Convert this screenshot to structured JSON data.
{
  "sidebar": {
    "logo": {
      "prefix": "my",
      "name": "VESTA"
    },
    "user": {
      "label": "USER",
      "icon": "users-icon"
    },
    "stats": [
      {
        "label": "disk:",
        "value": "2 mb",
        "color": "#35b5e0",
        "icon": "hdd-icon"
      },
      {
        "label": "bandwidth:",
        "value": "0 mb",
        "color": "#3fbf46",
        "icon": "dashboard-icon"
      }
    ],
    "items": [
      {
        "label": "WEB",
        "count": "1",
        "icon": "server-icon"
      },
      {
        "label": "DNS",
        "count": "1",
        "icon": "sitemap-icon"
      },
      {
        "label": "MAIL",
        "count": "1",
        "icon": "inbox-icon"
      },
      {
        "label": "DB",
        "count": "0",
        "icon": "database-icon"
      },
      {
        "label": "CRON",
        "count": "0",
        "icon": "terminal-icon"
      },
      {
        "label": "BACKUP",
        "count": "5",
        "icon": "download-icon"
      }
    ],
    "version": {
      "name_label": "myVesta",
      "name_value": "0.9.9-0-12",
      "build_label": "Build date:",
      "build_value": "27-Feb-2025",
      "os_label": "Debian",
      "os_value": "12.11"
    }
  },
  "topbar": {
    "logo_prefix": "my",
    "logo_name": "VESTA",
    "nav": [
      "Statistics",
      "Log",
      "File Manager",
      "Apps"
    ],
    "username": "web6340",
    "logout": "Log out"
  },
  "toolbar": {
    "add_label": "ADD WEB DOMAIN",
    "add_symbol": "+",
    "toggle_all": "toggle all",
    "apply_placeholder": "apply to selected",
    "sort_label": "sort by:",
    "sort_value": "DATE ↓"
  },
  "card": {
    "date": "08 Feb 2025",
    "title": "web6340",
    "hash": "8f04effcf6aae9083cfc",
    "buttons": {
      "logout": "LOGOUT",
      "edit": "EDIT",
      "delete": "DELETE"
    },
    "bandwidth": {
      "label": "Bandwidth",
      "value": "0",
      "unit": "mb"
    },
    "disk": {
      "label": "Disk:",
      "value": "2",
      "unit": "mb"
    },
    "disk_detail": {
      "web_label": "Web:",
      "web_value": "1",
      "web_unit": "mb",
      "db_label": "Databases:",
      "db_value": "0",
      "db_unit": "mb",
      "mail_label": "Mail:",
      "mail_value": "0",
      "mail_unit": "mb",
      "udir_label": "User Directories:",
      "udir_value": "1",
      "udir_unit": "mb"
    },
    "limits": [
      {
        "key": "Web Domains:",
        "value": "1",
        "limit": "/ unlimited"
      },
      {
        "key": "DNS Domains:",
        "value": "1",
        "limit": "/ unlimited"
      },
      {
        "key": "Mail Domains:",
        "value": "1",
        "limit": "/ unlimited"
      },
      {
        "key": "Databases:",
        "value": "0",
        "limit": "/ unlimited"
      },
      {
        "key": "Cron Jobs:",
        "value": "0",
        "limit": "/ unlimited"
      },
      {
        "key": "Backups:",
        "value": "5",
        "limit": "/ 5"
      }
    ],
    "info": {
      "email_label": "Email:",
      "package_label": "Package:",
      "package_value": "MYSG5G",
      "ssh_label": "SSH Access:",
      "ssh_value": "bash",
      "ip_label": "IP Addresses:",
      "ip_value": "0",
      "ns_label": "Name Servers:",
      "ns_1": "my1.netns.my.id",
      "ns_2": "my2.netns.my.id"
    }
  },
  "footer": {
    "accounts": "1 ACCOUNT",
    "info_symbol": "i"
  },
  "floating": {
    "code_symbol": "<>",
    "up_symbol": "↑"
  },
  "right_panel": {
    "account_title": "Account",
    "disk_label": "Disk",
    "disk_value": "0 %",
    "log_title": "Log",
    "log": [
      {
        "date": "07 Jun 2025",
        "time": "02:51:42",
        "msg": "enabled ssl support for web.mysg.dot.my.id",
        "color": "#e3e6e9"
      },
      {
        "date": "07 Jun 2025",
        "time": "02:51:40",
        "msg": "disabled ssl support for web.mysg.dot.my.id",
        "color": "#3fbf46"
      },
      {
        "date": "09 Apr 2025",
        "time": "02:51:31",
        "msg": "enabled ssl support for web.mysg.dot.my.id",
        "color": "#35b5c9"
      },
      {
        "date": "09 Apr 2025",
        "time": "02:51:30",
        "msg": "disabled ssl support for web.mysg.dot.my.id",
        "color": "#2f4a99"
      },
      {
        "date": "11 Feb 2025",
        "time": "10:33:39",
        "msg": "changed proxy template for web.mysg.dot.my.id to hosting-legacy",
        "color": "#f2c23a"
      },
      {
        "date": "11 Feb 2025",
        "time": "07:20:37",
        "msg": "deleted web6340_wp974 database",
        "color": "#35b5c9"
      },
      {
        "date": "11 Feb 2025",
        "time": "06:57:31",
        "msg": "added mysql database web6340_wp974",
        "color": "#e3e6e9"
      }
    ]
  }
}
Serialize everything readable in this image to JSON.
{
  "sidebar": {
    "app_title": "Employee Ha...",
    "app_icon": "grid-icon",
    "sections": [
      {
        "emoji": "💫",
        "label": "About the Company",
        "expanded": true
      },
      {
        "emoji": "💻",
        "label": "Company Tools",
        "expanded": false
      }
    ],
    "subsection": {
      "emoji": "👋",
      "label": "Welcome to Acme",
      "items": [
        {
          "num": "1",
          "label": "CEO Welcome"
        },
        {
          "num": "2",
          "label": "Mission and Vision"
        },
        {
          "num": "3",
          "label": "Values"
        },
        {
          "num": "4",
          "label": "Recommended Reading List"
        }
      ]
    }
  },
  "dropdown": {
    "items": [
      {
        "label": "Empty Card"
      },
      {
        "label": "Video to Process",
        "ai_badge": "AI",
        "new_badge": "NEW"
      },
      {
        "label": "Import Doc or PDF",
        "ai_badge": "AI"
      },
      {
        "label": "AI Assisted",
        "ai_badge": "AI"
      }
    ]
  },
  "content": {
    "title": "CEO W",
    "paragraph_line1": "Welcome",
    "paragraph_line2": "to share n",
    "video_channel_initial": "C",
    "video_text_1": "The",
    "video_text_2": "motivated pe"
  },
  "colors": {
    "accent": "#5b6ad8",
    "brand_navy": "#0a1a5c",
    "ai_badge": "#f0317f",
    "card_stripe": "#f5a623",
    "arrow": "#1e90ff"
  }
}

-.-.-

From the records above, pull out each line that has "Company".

        "label": "About the Company",
        "label": "Company Tools",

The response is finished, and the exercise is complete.